WHAT THIS TASK INVOLVES →
A word-for-word restatement of the data is what is needed.

THE INPUT →
▽

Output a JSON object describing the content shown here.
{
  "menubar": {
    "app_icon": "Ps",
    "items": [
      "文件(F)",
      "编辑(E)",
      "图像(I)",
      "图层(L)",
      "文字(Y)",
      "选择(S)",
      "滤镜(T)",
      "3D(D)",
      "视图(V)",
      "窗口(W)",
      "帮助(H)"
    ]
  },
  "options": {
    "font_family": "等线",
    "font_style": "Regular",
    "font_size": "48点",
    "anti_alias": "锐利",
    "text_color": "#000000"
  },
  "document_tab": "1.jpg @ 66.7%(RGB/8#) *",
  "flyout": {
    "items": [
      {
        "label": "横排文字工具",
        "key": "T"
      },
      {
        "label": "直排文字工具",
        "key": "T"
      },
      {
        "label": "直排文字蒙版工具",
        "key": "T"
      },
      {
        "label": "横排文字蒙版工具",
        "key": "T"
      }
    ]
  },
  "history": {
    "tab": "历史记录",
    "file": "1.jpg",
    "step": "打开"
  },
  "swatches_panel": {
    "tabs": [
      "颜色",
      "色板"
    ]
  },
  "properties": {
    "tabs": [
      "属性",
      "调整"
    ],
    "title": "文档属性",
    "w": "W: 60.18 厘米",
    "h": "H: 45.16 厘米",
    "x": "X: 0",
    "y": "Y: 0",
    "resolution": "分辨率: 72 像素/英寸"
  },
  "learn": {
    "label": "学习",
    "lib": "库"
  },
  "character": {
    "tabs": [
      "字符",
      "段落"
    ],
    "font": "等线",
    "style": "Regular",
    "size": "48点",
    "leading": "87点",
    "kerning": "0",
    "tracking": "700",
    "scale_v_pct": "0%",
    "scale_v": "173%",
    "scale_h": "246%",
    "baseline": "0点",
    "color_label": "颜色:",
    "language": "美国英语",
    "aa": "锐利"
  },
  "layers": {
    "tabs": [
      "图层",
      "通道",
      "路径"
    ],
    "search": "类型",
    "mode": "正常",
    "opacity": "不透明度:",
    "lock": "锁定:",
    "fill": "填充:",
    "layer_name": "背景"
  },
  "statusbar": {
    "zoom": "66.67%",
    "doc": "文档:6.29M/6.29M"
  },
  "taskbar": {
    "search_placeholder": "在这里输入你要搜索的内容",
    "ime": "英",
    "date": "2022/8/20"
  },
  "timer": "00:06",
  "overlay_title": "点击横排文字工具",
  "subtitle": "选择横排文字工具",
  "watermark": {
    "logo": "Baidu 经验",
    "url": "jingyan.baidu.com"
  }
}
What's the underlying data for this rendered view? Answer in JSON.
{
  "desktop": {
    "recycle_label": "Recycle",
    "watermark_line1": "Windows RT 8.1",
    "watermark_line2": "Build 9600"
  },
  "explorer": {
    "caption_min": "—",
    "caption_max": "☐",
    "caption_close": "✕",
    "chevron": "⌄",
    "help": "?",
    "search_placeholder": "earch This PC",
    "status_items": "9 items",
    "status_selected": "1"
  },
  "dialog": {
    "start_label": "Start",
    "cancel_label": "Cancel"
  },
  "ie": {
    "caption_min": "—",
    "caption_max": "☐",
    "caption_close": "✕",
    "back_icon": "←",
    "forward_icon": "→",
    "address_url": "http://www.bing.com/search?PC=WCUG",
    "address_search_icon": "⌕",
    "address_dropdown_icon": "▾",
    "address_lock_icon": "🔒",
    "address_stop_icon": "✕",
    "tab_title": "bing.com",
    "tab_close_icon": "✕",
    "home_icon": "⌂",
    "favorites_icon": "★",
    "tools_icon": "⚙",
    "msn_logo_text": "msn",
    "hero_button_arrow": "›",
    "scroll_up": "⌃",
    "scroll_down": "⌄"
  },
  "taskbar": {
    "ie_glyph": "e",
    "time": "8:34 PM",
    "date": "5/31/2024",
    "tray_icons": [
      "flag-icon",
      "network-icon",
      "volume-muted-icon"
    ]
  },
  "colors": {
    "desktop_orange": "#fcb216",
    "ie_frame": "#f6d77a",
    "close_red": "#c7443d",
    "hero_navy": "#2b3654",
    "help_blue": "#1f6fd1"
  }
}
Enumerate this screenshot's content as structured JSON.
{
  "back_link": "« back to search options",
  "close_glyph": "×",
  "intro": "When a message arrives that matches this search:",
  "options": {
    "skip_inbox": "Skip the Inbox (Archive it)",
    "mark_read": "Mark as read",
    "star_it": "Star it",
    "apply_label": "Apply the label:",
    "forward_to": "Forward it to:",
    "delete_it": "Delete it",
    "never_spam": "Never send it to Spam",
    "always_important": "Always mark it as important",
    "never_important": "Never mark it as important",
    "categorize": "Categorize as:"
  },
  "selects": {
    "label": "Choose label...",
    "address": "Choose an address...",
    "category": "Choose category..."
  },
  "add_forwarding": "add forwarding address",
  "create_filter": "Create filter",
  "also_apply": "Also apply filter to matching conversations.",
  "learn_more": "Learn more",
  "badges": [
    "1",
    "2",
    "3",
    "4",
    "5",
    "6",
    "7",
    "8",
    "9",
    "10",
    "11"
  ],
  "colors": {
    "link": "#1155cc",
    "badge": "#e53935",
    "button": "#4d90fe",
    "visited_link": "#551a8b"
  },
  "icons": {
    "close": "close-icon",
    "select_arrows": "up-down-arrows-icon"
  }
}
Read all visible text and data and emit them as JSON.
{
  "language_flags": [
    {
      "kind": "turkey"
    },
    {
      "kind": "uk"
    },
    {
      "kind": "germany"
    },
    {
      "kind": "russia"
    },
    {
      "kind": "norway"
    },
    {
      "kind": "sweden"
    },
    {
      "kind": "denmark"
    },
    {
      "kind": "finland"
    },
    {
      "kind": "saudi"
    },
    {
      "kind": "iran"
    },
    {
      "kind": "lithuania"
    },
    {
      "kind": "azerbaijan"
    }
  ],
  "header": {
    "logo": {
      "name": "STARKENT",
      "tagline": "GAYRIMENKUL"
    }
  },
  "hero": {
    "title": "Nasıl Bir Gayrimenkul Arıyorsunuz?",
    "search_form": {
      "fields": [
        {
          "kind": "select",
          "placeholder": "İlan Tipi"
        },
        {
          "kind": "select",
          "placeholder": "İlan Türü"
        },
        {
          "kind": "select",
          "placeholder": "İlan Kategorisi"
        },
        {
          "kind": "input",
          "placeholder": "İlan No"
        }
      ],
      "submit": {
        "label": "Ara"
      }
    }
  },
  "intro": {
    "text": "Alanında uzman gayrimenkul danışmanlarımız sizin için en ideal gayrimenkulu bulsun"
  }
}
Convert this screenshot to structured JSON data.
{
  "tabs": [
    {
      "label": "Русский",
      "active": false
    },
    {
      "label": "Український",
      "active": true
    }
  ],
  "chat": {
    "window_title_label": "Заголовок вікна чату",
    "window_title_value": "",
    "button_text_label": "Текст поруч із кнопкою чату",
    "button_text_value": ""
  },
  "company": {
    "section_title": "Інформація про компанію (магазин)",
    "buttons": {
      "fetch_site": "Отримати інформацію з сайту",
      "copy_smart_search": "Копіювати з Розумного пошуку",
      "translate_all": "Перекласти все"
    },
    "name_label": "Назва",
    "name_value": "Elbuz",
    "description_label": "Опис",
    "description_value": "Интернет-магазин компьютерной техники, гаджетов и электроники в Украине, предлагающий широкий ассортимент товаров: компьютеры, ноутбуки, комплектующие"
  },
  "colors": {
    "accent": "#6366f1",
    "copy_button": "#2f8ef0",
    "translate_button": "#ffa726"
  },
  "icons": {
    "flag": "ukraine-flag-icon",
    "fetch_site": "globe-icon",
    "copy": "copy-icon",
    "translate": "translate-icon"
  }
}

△

ANSWER TO THIS TASK →
Output a JSON object describing the content shown here.
{
  "menubar": {
    "app_icon": "Ps",
    "items": [
      "文件(F)",
      "编辑(E)",
      "图像(I)",
      "图层(L)",
      "文字(Y)",
      "选择(S)",
      "滤镜(T)",
      "3D(D)",
      "视图(V)",
      "窗口(W)",
      "帮助(H)"
    ]
  },
  "options": {
    "font_family": "等线",
    "font_style": "Regular",
    "font_size": "48点",
    "anti_alias": "锐利",
    "text_color": "#000000"
  },
  "document_tab": "1.jpg @ 66.7%(RGB/8#) *",
  "flyout": {
    "items": [
      {
        "label": "横排文字工具",
        "key": "T"
      },
      {
        "label": "直排文字工具",
        "key": "T"
      },
      {
        "label": "直排文字蒙版工具",
        "key": "T"
      },
      {
        "label": "横排文字蒙版工具",
        "key": "T"
      }
    ]
  },
  "history": {
    "tab": "历史记录",
    "file": "1.jpg",
    "step": "打开"
  },
  "swatches_panel": {
    "tabs": [
      "颜色",
      "色板"
    ]
  },
  "properties": {
    "tabs": [
      "属性",
      "调整"
    ],
    "title": "文档属性",
    "w": "W: 60.18 厘米",
    "h": "H: 45.16 厘米",
    "x": "X: 0",
    "y": "Y: 0",
    "resolution": "分辨率: 72 像素/英寸"
  },
  "learn": {
    "label": "学习",
    "lib": "库"
  },
  "character": {
    "tabs": [
      "字符",
      "段落"
    ],
    "font": "等线",
    "style": "Regular",
    "size": "48点",
    "leading": "87点",
    "kerning": "0",
    "tracking": "700",
    "scale_v_pct": "0%",
    "scale_v": "173%",
    "scale_h": "246%",
    "baseline": "0点",
    "color_label": "颜色:",
    "language": "美国英语",
    "aa": "锐利"
  },
  "layers": {
    "tabs": [
      "图层",
      "通道",
      "路径"
    ],
    "search": "类型",
    "mode": "正常",
    "opacity": "不透明度:",
    "lock": "锁定:",
    "fill": "填充:",
    "layer_name": "背景"
  },
  "statusbar": {
    "zoom": "66.67%",
    "doc": "文档:6.29M/6.29M"
  },
  "taskbar": {
    "search_placeholder": "在这里输入你要搜索的内容",
    "ime": "英",
    "date": "2022/8/20"
  },
  "timer": "00:06",
  "overlay_title": "点击横排文字工具",
  "subtitle": "选择横排文字工具",
  "watermark": {
    "logo": "Baidu 经验",
    "url": "jingyan.baidu.com"
  }
}
What's the underlying data for this rendered view? Answer in JSON.
{
  "desktop": {
    "recycle_label": "Recycle",
    "watermark_line1": "Windows RT 8.1",
    "watermark_line2": "Build 9600"
  },
  "explorer": {
    "caption_min": "—",
    "caption_max": "☐",
    "caption_close": "✕",
    "chevron": "⌄",
    "help": "?",
    "search_placeholder": "earch This PC",
    "status_items": "9 items",
    "status_selected": "1"
  },
  "dialog": {
    "start_label": "Start",
    "cancel_label": "Cancel"
  },
  "ie": {
    "caption_min": "—",
    "caption_max": "☐",
    "caption_close": "✕",
    "back_icon": "←",
    "forward_icon": "→",
    "address_url": "http://www.bing.com/search?PC=WCUG",
    "address_search_icon": "⌕",
    "address_dropdown_icon": "▾",
    "address_lock_icon": "🔒",
    "address_stop_icon": "✕",
    "tab_title": "bing.com",
    "tab_close_icon": "✕",
    "home_icon": "⌂",
    "favorites_icon": "★",
    "tools_icon": "⚙",
    "msn_logo_text": "msn",
    "hero_button_arrow": "›",
    "scroll_up": "⌃",
    "scroll_down": "⌄"
  },
  "taskbar": {
    "ie_glyph": "e",
    "time": "8:34 PM",
    "date": "5/31/2024",
    "tray_icons": [
      "flag-icon",
      "network-icon",
      "volume-muted-icon"
    ]
  },
  "colors": {
    "desktop_orange": "#fcb216",
    "ie_frame": "#f6d77a",
    "close_red": "#c7443d",
    "hero_navy": "#2b3654",
    "help_blue": "#1f6fd1"
  }
}
Enumerate this screenshot's content as structured JSON.
{
  "back_link": "« back to search options",
  "close_glyph": "×",
  "intro": "When a message arrives that matches this search:",
  "options": {
    "skip_inbox": "Skip the Inbox (Archive it)",
    "mark_read": "Mark as read",
    "star_it": "Star it",
    "apply_label": "Apply the label:",
    "forward_to": "Forward it to:",
    "delete_it": "Delete it",
    "never_spam": "Never send it to Spam",
    "always_important": "Always mark it as important",
    "never_important": "Never mark it as important",
    "categorize": "Categorize as:"
  },
  "selects": {
    "label": "Choose label...",
    "address": "Choose an address...",
    "category": "Choose category..."
  },
  "add_forwarding": "add forwarding address",
  "create_filter": "Create filter",
  "also_apply": "Also apply filter to matching conversations.",
  "learn_more": "Learn more",
  "badges": [
    "1",
    "2",
    "3",
    "4",
    "5",
    "6",
    "7",
    "8",
    "9",
    "10",
    "11"
  ],
  "colors": {
    "link": "#1155cc",
    "badge": "#e53935",
    "button": "#4d90fe",
    "visited_link": "#551a8b"
  },
  "icons": {
    "close": "close-icon",
    "select_arrows": "up-down-arrows-icon"
  }
}
Read all visible text and data and emit them as JSON.
{
  "language_flags": [
    {
      "kind": "turkey"
    },
    {
      "kind": "uk"
    },
    {
      "kind": "germany"
    },
    {
      "kind": "russia"
    },
    {
      "kind": "norway"
    },
    {
      "kind": "sweden"
    },
    {
      "kind": "denmark"
    },
    {
      "kind": "finland"
    },
    {
      "kind": "saudi"
    },
    {
      "kind": "iran"
    },
    {
      "kind": "lithuania"
    },
    {
      "kind": "azerbaijan"
    }
  ],
  "header": {
    "logo": {
      "name": "STARKENT",
      "tagline": "GAYRIMENKUL"
    }
  },
  "hero": {
    "title": "Nasıl Bir Gayrimenkul Arıyorsunuz?",
    "search_form": {
      "fields": [
        {
          "kind": "select",
          "placeholder": "İlan Tipi"
        },
        {
          "kind": "select",
          "placeholder": "İlan Türü"
        },
        {
          "kind": "select",
          "placeholder": "İlan Kategorisi"
        },
        {
          "kind": "input",
          "placeholder": "İlan No"
        }
      ],
      "submit": {
        "label": "Ara"
      }
    }
  },
  "intro": {
    "text": "Alanında uzman gayrimenkul danışmanlarımız sizin için en ideal gayrimenkulu bulsun"
  }
}
Convert this screenshot to structured JSON data.
{
  "tabs": [
    {
      "label": "Русский",
      "active": false
    },
    {
      "label": "Український",
      "active": true
    }
  ],
  "chat": {
    "window_title_label": "Заголовок вікна чату",
    "window_title_value": "",
    "button_text_label": "Текст поруч із кнопкою чату",
    "button_text_value": ""
  },
  "company": {
    "section_title": "Інформація про компанію (магазин)",
    "buttons": {
      "fetch_site": "Отримати інформацію з сайту",
      "copy_smart_search": "Копіювати з Розумного пошуку",
      "translate_all": "Перекласти все"
    },
    "name_label": "Назва",
    "name_value": "Elbuz",
    "description_label": "Опис",
    "description_value": "Интернет-магазин компьютерной техники, гаджетов и электроники в Украине, предлагающий широкий ассортимент товаров: компьютеры, ноутбуки, комплектующие"
  },
  "colors": {
    "accent": "#6366f1",
    "copy_button": "#2f8ef0",
    "translate_button": "#ffa726"
  },
  "icons": {
    "flag": "ukraine-flag-icon",
    "fetch_site": "globe-icon",
    "copy": "copy-icon",
    "translate": "translate-icon"
  }
}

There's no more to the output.